I am originally from Idaho. After my first year of college I lived in Argentina for two years as a missionary for my church. After graduating from Boise State University, my new bride Nicole and I moved to Albany, New York where I did my graduate work in Sociology and Communication at the University at Albany, SUNY. My dissertation work was a case study involving the work of an Hispanic grassroots organization. After Albany, Nicole and I moved to Corpus Christi, Texas with two small children, where I worked at Texas A&M University-Corpus Christi. After seven years in South Texas, Nicole and I moved with (by then) our three children. This was in 2008. My teaching areas are in culture and communication. My research areas are in discourse and cultural identity.
Dr. John Ries
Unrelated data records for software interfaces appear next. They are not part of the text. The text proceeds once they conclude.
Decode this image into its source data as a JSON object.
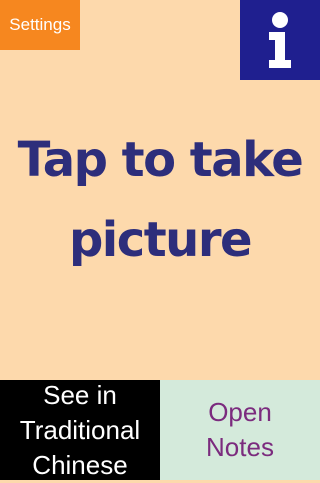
{
  "header": {
    "settings_label": "Settings",
    "info_icon": "info-icon"
  },
  "main": {
    "prompt": "Tap to take\npicture"
  },
  "footer": {
    "traditional_label": "See in\nTraditional\nChinese",
    "notes_label": "Open\nNotes"
  },
  "colors": {
    "background": "#fdd9ac",
    "settings_bg": "#f6871f",
    "info_bg": "#1f1f8f",
    "prompt_text": "#2d2e7b",
    "traditional_bg": "#000000",
    "notes_bg": "#d4eadb",
    "notes_text": "#7b2b7e"
  }
}
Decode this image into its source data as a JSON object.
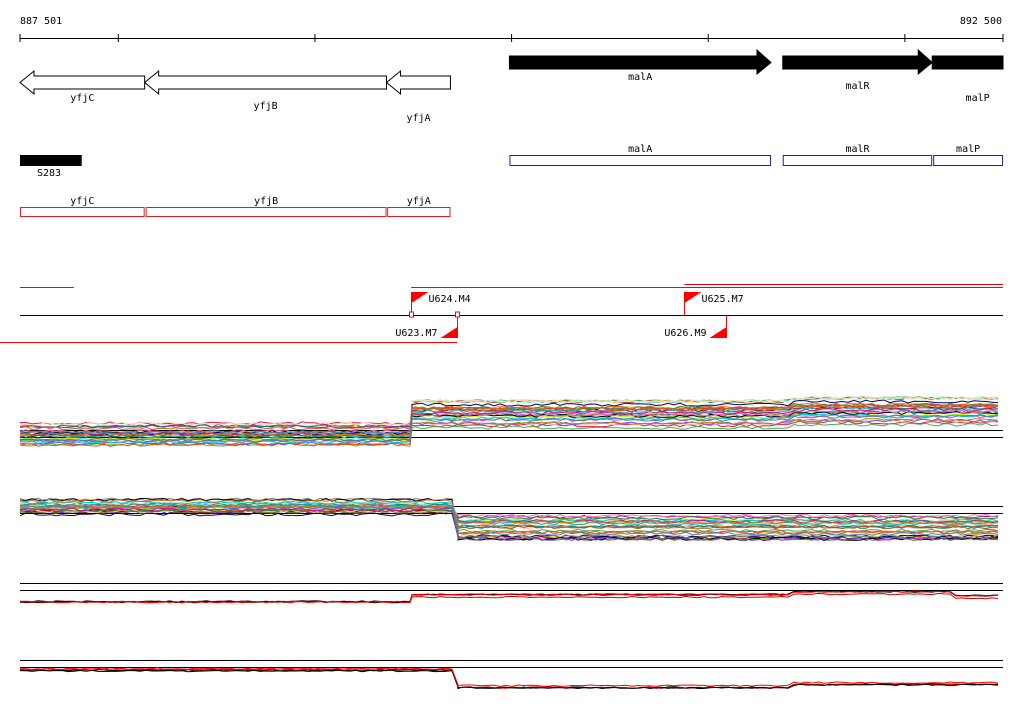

Associate Professor & Chair, Theology. I was born and grew up in St. Louis. I thought my journeys into the broader world began when I studied philosophy in college there, but then I actually went “abroad”… I studied theology for two years at the Pontificia Università Gregoriana in Rome, and then returned to the US to study philosophy again. For further graduate studies in philosophy and theology I returned to Europe to study in an international program at the Katholieke Universiteit te Leuven, Belgium – for 12 years. My programs, work and life were filled with and enriched by peoples from very many places of diverse cultures, languages, histories, etc. I came to Carroll College in 2004 and so many of those people and experiences are still with me and help nourish my thinking, questions and imagination.
Dr. David McCanna
Hello, all. I teach Sociology and Criminology. I have worked with the Ethnic Studies Department at University of California-Riverside and the Native American Studies Department at University of Arizona. I have heritage in the Southern Yup'ik people of Alaska. I am a registered Alaskan Native and have membership in Chugach Alaska. I am interested in the preservation of cultures, the sovereign rights of indigenous groups, and the development of the infrastructure necessary to keep these communities viable and independent.